▶ _Data under study_:
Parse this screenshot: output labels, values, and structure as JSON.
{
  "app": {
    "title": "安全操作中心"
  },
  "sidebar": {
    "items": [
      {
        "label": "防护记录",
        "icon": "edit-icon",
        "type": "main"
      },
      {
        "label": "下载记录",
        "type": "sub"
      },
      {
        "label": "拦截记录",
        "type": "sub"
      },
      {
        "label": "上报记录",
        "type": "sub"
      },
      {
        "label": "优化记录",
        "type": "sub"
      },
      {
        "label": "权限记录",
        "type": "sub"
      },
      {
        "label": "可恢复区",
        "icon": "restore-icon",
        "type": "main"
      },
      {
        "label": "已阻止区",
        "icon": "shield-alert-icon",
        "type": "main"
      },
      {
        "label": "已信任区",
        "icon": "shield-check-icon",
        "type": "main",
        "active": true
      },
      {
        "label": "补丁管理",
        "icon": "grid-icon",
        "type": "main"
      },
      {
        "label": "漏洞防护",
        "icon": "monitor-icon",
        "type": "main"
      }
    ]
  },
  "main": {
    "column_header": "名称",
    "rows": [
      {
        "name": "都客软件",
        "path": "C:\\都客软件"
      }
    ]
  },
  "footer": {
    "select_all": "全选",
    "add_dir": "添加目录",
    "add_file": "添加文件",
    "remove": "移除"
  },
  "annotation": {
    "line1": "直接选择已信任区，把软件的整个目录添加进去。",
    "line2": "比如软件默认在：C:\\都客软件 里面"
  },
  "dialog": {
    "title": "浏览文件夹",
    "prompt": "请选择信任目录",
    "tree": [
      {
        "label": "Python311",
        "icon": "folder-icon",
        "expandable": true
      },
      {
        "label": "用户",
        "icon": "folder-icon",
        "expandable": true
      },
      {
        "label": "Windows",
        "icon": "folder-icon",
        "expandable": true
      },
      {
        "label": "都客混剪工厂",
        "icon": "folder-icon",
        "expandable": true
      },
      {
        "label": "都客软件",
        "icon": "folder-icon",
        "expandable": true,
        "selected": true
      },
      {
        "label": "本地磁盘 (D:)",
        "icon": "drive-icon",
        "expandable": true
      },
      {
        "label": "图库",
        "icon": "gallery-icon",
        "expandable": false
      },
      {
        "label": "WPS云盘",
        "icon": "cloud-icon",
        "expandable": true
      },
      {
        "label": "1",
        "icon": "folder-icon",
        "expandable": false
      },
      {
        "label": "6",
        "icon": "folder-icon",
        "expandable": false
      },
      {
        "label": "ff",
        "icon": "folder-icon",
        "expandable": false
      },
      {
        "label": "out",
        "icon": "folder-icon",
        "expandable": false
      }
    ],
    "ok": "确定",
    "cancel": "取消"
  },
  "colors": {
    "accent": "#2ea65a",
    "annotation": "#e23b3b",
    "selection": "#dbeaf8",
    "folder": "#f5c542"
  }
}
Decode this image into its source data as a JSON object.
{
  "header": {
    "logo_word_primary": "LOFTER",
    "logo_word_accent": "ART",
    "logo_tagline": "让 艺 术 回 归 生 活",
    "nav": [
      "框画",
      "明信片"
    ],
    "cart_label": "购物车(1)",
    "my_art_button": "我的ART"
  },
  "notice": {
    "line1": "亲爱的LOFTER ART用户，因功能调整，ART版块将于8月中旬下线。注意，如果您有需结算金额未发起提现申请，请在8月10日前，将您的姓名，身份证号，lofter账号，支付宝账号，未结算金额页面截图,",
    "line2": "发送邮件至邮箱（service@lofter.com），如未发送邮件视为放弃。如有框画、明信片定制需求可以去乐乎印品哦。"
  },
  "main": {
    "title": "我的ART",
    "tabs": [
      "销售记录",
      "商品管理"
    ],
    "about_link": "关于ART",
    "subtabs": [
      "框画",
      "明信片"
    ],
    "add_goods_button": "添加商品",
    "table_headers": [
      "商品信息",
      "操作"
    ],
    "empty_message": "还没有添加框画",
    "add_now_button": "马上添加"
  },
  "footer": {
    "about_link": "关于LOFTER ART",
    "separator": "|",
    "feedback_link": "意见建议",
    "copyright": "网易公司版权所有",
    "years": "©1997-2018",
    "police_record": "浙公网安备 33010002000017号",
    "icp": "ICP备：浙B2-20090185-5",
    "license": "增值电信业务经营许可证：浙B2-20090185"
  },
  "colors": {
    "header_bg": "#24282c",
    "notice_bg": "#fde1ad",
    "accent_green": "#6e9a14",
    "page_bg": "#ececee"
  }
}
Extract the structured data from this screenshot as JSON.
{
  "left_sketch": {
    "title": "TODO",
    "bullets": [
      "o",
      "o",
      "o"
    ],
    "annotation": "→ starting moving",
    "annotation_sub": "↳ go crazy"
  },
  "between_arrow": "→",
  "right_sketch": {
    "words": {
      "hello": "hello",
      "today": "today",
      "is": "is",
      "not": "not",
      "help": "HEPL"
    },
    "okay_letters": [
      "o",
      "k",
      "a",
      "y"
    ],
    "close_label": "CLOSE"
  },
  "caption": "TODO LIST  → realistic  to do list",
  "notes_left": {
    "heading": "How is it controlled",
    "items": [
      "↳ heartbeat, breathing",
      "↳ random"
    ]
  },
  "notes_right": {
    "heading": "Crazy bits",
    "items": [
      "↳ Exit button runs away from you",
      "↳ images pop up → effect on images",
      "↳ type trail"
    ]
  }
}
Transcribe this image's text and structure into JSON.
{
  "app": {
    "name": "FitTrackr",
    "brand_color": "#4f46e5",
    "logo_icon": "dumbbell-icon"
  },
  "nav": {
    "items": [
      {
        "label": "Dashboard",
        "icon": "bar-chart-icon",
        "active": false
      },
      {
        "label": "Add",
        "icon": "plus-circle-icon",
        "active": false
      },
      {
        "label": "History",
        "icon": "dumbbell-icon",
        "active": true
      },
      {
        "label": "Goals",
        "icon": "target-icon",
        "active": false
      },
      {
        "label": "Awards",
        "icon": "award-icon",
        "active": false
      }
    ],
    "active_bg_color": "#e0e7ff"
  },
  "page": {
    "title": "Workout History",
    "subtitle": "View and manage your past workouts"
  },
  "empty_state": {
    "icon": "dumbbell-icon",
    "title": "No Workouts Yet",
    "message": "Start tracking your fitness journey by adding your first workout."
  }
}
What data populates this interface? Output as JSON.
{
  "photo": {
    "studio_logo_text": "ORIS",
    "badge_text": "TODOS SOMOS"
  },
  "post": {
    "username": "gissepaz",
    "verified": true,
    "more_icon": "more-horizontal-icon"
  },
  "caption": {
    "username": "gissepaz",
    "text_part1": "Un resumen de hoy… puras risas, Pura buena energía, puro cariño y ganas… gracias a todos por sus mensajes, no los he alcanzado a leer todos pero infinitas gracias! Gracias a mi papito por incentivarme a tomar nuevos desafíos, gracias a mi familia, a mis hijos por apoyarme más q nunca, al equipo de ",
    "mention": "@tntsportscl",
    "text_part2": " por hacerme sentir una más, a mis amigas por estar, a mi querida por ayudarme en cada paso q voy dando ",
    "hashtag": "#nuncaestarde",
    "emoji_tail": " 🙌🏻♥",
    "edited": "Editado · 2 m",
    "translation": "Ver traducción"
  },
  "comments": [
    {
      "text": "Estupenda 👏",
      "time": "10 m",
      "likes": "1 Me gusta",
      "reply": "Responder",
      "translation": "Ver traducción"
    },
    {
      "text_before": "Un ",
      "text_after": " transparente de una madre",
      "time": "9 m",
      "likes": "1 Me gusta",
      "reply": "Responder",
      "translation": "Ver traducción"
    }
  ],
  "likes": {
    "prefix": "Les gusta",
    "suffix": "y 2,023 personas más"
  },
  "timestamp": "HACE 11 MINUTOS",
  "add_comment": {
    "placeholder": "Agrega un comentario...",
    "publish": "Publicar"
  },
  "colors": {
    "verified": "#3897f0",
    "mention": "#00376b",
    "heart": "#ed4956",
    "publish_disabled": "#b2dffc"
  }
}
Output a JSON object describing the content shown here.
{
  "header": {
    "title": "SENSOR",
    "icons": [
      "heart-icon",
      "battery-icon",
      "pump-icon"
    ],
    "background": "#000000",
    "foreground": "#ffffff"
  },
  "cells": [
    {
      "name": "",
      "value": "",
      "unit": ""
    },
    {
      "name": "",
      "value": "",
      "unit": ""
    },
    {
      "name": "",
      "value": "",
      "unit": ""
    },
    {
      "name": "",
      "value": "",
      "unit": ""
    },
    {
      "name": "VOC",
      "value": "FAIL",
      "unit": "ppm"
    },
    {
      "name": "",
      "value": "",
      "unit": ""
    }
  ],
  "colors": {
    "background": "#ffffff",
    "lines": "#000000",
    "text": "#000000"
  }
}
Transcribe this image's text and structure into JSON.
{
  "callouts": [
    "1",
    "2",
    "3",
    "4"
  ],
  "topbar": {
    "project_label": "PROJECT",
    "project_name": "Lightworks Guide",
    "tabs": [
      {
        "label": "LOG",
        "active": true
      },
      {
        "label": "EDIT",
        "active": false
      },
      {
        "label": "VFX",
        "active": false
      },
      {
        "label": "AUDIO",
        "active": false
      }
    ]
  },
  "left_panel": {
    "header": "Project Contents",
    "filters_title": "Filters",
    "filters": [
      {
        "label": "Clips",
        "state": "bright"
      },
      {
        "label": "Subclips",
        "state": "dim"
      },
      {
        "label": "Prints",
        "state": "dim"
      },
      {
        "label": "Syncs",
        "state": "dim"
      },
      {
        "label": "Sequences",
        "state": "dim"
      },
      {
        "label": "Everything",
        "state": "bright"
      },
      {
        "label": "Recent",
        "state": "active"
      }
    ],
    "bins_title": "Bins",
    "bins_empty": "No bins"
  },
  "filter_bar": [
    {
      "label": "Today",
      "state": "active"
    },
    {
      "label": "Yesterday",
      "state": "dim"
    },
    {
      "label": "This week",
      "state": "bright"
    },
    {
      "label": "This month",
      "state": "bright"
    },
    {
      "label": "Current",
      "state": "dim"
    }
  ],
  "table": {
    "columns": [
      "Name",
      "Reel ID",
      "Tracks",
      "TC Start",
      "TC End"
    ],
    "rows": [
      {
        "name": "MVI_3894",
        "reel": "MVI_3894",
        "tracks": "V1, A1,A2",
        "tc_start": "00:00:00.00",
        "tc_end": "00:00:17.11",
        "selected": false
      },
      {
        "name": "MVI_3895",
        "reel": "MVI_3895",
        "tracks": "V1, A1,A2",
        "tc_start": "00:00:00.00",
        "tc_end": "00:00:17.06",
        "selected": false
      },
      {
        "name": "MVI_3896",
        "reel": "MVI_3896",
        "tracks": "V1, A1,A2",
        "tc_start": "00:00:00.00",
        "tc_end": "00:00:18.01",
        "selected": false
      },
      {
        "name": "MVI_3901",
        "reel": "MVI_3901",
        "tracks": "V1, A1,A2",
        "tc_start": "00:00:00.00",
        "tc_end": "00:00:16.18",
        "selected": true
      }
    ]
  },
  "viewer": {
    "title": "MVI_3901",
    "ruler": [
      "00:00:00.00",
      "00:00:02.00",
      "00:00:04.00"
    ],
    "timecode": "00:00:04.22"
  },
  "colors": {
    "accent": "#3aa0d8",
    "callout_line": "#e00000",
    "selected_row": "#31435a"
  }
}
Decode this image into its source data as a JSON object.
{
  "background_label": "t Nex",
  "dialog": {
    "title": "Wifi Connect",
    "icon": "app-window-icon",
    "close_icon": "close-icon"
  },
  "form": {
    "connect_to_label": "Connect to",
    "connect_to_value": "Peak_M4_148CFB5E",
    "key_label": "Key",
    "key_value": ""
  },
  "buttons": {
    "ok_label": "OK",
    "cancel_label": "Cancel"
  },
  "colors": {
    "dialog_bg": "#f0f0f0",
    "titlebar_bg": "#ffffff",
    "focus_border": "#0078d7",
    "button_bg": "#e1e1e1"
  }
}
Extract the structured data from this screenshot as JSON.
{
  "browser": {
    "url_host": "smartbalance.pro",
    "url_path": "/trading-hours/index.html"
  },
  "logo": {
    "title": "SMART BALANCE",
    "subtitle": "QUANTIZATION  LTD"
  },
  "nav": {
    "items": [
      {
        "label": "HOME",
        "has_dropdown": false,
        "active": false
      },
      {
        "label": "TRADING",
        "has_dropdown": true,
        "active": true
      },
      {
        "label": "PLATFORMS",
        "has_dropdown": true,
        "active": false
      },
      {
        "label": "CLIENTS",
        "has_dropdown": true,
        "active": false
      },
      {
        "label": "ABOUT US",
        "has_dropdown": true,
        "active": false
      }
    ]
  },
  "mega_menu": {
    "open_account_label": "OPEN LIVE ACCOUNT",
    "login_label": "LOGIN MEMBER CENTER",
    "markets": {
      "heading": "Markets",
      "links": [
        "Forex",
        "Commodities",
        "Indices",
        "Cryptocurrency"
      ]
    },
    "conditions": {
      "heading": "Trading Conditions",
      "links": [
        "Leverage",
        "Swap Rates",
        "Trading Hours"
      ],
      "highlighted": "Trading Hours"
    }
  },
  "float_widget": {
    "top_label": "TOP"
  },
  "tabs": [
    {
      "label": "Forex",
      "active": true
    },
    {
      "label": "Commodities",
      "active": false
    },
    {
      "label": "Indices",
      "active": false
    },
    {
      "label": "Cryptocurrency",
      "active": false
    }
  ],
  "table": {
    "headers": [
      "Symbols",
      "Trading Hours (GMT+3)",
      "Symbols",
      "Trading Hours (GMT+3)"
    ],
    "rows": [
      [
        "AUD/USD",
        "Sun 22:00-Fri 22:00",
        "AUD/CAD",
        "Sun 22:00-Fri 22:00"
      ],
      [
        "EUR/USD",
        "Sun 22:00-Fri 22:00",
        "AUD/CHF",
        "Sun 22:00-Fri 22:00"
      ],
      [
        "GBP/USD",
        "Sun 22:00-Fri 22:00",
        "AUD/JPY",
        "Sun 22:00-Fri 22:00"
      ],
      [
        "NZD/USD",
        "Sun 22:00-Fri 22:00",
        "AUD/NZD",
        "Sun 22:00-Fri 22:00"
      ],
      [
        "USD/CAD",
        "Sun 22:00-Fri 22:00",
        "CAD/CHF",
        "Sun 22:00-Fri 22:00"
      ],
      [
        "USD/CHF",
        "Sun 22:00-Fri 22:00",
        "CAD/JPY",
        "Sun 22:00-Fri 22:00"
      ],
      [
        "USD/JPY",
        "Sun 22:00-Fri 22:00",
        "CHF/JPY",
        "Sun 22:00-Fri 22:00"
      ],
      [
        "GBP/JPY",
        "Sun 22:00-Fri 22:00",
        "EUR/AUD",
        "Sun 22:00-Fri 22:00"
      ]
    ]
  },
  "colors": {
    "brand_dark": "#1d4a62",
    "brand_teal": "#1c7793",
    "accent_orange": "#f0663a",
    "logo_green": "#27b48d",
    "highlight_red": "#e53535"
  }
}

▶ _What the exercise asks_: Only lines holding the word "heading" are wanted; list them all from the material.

▶ _Reply to the exercise_:
    "heading": "How is it controlled",
    "heading": "Crazy bits",
      "heading": "Markets",
      "heading": "Trading Conditions",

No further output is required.